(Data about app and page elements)
★ ★ ★

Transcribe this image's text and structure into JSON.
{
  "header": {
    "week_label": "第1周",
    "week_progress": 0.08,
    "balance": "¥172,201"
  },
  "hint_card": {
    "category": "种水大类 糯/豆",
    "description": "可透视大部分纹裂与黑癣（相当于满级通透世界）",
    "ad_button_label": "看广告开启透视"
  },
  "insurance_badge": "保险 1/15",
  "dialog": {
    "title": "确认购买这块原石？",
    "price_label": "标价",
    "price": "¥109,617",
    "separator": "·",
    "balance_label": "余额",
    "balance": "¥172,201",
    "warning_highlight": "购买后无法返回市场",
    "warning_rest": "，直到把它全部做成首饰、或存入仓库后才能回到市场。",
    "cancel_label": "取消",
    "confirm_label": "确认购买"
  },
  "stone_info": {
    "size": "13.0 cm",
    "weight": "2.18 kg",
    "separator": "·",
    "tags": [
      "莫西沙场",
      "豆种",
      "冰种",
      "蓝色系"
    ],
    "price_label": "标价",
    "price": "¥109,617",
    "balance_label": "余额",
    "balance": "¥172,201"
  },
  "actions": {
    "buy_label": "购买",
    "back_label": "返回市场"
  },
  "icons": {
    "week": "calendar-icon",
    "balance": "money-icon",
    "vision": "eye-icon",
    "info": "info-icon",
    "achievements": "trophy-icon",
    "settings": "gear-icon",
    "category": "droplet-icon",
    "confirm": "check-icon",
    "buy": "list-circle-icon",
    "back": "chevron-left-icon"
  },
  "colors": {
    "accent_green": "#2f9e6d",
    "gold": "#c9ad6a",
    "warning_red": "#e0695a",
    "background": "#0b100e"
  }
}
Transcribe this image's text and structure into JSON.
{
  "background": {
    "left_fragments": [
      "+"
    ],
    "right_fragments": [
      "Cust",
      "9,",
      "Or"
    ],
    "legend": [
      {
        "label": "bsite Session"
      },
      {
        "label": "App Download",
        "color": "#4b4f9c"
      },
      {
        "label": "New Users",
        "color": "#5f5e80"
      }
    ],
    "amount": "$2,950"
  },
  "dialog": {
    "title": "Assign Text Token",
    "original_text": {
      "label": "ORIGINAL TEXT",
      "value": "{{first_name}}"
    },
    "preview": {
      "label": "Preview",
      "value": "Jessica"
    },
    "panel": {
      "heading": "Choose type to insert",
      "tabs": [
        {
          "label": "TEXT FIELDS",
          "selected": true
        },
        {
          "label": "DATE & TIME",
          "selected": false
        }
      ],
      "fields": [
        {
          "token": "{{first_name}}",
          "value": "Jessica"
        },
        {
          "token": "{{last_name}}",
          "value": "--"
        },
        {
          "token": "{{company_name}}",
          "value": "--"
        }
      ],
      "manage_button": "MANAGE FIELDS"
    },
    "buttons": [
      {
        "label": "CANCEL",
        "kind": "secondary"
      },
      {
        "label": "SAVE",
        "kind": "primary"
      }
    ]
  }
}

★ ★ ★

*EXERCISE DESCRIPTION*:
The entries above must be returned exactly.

*RESPONSE FOR THIS EXERCISE*:
Transcribe this image's text and structure into JSON.
{
  "header": {
    "week_label": "第1周",
    "week_progress": 0.08,
    "balance": "¥172,201"
  },
  "hint_card": {
    "category": "种水大类 糯/豆",
    "description": "可透视大部分纹裂与黑癣（相当于满级通透世界）",
    "ad_button_label": "看广告开启透视"
  },
  "insurance_badge": "保险 1/15",
  "dialog": {
    "title": "确认购买这块原石？",
    "price_label": "标价",
    "price": "¥109,617",
    "separator": "·",
    "balance_label": "余额",
    "balance": "¥172,201",
    "warning_highlight": "购买后无法返回市场",
    "warning_rest": "，直到把它全部做成首饰、或存入仓库后才能回到市场。",
    "cancel_label": "取消",
    "confirm_label": "确认购买"
  },
  "stone_info": {
    "size": "13.0 cm",
    "weight": "2.18 kg",
    "separator": "·",
    "tags": [
      "莫西沙场",
      "豆种",
      "冰种",
      "蓝色系"
    ],
    "price_label": "标价",
    "price": "¥109,617",
    "balance_label": "余额",
    "balance": "¥172,201"
  },
  "actions": {
    "buy_label": "购买",
    "back_label": "返回市场"
  },
  "icons": {
    "week": "calendar-icon",
    "balance": "money-icon",
    "vision": "eye-icon",
    "info": "info-icon",
    "achievements": "trophy-icon",
    "settings": "gear-icon",
    "category": "droplet-icon",
    "confirm": "check-icon",
    "buy": "list-circle-icon",
    "back": "chevron-left-icon"
  },
  "colors": {
    "accent_green": "#2f9e6d",
    "gold": "#c9ad6a",
    "warning_red": "#e0695a",
    "background": "#0b100e"
  }
}
Transcribe this image's text and structure into JSON.
{
  "background": {
    "left_fragments": [
      "+"
    ],
    "right_fragments": [
      "Cust",
      "9,",
      "Or"
    ],
    "legend": [
      {
        "label": "bsite Session"
      },
      {
        "label": "App Download",
        "color": "#4b4f9c"
      },
      {
        "label": "New Users",
        "color": "#5f5e80"
      }
    ],
    "amount": "$2,950"
  },
  "dialog": {
    "title": "Assign Text Token",
    "original_text": {
      "label": "ORIGINAL TEXT",
      "value": "{{first_name}}"
    },
    "preview": {
      "label": "Preview",
      "value": "Jessica"
    },
    "panel": {
      "heading": "Choose type to insert",
      "tabs": [
        {
          "label": "TEXT FIELDS",
          "selected": true
        },
        {
          "label": "DATE & TIME",
          "selected": false
        }
      ],
      "fields": [
        {
          "token": "{{first_name}}",
          "value": "Jessica"
        },
        {
          "token": "{{last_name}}",
          "value": "--"
        },
        {
          "token": "{{company_name}}",
          "value": "--"
        }
      ],
      "manage_button": "MANAGE FIELDS"
    },
    "buttons": [
      {
        "label": "CANCEL",
        "kind": "secondary"
      },
      {
        "label": "SAVE",
        "kind": "primary"
      }
    ]
  }
}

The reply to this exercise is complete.